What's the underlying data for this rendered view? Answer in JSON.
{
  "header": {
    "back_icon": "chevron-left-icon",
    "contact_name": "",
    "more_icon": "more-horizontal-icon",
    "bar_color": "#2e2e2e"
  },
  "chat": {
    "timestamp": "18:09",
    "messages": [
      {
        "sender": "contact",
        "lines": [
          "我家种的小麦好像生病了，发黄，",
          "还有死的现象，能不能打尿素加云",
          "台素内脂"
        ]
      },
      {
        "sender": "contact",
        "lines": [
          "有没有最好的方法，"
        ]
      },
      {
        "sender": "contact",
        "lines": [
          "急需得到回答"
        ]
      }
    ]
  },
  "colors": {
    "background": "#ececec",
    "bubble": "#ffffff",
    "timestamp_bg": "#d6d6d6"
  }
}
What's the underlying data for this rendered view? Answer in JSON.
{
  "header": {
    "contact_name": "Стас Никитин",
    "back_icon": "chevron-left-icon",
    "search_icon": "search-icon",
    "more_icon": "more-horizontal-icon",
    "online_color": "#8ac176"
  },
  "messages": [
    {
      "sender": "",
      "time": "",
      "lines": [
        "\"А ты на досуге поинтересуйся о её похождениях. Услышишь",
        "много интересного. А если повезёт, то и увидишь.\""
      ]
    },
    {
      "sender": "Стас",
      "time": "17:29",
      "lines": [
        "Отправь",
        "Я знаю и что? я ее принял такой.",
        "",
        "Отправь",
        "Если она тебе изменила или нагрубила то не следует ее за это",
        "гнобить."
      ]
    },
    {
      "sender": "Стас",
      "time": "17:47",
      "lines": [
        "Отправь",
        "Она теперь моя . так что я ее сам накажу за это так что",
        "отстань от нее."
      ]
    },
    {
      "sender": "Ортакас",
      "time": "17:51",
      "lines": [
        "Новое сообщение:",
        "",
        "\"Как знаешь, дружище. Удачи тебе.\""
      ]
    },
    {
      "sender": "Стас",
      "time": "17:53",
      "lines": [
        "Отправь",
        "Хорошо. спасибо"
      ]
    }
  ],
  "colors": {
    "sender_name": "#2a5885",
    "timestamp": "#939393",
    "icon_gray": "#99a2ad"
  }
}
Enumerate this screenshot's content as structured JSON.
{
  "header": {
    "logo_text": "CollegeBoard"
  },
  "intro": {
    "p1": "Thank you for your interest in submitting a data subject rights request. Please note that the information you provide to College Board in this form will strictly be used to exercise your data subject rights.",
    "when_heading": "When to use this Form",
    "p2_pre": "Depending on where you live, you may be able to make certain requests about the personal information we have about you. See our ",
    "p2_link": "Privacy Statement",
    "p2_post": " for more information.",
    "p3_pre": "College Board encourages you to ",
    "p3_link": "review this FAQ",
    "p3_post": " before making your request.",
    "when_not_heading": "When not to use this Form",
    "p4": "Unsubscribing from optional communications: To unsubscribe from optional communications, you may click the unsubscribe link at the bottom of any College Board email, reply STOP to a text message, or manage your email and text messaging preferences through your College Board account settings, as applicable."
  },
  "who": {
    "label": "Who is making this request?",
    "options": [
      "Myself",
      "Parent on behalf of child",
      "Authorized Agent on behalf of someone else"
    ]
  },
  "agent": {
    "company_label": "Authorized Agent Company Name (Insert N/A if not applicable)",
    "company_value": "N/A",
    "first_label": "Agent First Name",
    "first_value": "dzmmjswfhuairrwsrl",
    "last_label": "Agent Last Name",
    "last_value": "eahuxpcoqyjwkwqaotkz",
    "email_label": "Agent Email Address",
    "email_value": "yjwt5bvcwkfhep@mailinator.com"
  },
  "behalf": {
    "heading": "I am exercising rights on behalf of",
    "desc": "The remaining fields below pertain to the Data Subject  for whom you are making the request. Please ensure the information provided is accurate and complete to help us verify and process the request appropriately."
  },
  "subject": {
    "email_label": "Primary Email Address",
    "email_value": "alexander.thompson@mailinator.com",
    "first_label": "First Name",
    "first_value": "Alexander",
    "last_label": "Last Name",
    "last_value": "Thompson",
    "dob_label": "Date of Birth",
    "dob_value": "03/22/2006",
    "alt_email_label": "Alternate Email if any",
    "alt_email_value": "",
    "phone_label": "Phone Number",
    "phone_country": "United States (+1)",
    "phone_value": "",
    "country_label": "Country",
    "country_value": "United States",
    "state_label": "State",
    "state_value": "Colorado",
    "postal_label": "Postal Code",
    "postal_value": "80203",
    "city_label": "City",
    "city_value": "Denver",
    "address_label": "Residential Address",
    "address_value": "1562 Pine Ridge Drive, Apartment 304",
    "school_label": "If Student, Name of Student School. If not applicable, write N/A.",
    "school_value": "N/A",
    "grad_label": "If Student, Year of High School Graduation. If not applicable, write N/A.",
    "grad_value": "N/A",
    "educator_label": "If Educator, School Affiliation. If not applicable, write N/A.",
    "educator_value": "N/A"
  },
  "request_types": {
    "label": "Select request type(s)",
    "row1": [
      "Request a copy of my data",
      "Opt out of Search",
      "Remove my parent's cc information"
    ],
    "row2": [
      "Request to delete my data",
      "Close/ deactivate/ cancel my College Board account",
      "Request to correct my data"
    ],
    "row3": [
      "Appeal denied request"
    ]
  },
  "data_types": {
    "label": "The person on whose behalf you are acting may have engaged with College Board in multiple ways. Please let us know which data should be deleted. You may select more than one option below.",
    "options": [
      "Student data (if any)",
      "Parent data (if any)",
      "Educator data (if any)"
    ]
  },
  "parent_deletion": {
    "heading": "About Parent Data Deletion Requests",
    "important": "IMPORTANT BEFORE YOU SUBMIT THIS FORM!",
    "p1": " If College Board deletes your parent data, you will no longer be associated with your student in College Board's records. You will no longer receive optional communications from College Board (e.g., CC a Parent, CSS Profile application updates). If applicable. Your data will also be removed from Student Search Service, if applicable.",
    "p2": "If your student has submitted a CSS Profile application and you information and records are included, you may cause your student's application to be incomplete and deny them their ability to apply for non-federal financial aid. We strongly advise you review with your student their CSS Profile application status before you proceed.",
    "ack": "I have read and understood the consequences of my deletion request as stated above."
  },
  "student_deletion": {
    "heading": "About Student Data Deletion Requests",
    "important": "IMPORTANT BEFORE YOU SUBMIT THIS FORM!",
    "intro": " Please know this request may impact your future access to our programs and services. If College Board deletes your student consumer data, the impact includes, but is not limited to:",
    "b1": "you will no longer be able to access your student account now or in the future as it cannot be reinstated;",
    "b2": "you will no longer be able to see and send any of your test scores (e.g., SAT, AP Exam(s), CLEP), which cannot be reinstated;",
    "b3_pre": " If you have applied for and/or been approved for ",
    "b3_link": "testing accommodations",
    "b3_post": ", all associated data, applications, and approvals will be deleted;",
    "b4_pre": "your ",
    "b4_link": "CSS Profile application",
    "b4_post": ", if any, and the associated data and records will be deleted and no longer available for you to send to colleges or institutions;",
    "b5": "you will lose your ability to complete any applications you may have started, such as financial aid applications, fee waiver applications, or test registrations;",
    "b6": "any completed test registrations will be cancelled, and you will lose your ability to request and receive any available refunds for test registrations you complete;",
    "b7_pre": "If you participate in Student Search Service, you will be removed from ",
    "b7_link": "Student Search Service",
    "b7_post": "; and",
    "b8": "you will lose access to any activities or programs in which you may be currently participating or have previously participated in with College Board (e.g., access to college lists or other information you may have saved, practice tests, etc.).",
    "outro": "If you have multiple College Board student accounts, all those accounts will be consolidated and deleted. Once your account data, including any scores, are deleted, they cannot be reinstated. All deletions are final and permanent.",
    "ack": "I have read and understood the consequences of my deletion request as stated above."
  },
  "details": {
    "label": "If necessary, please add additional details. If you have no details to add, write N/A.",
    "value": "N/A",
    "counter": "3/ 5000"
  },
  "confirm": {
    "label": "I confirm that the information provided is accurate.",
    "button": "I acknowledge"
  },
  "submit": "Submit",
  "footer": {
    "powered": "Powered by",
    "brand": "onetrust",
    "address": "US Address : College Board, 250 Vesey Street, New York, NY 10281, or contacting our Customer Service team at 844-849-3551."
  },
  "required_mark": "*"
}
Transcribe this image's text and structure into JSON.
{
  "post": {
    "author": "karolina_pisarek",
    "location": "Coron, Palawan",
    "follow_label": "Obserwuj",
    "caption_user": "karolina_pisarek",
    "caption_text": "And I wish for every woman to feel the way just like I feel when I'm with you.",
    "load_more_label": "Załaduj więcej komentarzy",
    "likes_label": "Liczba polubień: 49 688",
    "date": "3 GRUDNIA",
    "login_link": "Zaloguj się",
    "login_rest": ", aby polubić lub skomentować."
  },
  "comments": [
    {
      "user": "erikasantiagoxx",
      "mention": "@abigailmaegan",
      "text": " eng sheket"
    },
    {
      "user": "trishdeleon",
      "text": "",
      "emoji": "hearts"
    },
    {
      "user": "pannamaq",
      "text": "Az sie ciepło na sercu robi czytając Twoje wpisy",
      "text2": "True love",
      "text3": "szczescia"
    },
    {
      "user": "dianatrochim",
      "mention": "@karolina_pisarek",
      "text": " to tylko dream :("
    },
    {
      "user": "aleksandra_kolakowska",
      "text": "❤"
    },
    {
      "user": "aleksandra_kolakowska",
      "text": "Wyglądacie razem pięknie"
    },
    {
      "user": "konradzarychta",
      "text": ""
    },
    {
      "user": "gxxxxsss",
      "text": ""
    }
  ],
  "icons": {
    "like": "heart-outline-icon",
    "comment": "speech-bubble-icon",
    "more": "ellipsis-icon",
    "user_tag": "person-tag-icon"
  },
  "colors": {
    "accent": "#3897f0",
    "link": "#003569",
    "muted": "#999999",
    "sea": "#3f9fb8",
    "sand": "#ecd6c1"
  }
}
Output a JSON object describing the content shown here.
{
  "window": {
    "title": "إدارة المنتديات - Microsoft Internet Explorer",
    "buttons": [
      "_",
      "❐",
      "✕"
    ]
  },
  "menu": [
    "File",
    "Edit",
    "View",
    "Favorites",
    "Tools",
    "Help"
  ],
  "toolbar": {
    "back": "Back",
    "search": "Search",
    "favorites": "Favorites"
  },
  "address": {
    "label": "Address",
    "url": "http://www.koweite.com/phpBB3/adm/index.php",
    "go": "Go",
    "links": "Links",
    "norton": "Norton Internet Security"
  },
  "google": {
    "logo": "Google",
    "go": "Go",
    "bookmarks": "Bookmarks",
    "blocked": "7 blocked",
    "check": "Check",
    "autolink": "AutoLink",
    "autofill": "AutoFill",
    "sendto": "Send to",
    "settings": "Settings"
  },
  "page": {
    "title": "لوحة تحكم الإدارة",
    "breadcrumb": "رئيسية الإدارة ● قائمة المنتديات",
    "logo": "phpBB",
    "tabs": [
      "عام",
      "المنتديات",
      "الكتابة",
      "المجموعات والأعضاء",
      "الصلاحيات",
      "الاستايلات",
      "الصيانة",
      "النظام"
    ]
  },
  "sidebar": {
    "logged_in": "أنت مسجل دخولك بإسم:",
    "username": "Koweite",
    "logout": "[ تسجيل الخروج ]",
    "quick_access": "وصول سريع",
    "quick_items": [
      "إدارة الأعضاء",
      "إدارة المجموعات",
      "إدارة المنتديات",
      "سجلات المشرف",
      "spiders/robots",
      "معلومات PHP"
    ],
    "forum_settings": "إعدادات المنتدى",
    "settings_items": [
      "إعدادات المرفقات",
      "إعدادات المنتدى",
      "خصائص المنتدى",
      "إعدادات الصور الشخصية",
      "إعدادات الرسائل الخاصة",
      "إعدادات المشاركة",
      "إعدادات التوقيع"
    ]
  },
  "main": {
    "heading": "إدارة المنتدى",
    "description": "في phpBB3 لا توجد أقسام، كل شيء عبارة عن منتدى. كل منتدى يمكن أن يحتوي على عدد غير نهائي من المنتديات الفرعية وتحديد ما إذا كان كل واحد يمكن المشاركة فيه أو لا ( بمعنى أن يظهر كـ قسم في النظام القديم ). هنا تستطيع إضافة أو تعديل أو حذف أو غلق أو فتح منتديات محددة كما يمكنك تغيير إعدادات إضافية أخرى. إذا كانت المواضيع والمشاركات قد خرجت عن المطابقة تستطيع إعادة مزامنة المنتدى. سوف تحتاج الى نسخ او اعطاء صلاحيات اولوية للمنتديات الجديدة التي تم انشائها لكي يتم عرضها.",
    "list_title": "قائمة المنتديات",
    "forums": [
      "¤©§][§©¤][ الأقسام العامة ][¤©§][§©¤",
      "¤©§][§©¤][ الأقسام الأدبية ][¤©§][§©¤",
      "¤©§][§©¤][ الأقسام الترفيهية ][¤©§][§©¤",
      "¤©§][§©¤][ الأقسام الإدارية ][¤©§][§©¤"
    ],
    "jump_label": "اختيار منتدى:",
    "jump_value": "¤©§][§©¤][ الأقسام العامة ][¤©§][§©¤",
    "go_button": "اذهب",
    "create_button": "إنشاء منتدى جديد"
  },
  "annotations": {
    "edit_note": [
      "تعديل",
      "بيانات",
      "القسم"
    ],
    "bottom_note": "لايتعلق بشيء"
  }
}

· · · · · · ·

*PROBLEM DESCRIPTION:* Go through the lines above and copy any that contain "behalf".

*EXERCISE OUTPUT:*
      "Parent on behalf of child",
      "Authorized Agent on behalf of someone else"
  "behalf": {
    "heading": "I am exercising rights on behalf of",
    "label": "The person on whose behalf you are acting may have engaged with College Board in multiple ways. Please let us know which data should be deleted. You may select more than one option below.",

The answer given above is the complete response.